Exercise aim: In the records below, find every line with the word "icon" and copy it.

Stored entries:
########################################

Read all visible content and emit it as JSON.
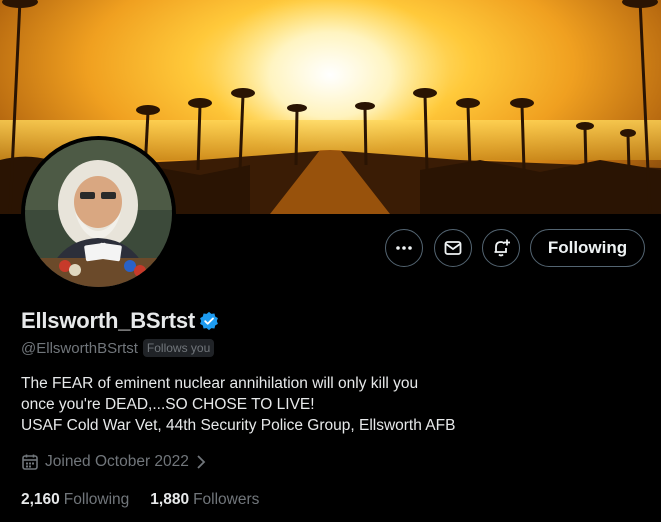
{
  "profile": {
    "display_name": "Ellsworth_BSrtst",
    "handle": "@EllsworthBSrtst",
    "follows_you_badge": "Follows you",
    "verified": true,
    "bio_lines": [
      "The FEAR of eminent nuclear annihilation will only kill you",
      "once you're DEAD,...SO CHOSE TO LIVE!",
      "USAF Cold War Vet, 44th Security Police Group, Ellsworth AFB"
    ],
    "joined": "Joined October 2022",
    "stats": {
      "following_count": "2,160",
      "following_label": "Following",
      "followers_count": "1,880",
      "followers_label": "Followers"
    }
  },
  "actions": {
    "more_icon": "more-horizontal-icon",
    "message_icon": "mail-icon",
    "notify_icon": "bell-plus-icon",
    "follow_button_label": "Following"
  },
  "colors": {
    "background": "#000000",
    "text_primary": "#e7e9ea",
    "text_secondary": "#71767b",
    "verified_blue": "#1d9bf0",
    "button_border": "#536471"
  }
}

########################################

Your response:
    "more_icon": "more-horizontal-icon",
    "message_icon": "mail-icon",
    "notify_icon": "bell-plus-icon",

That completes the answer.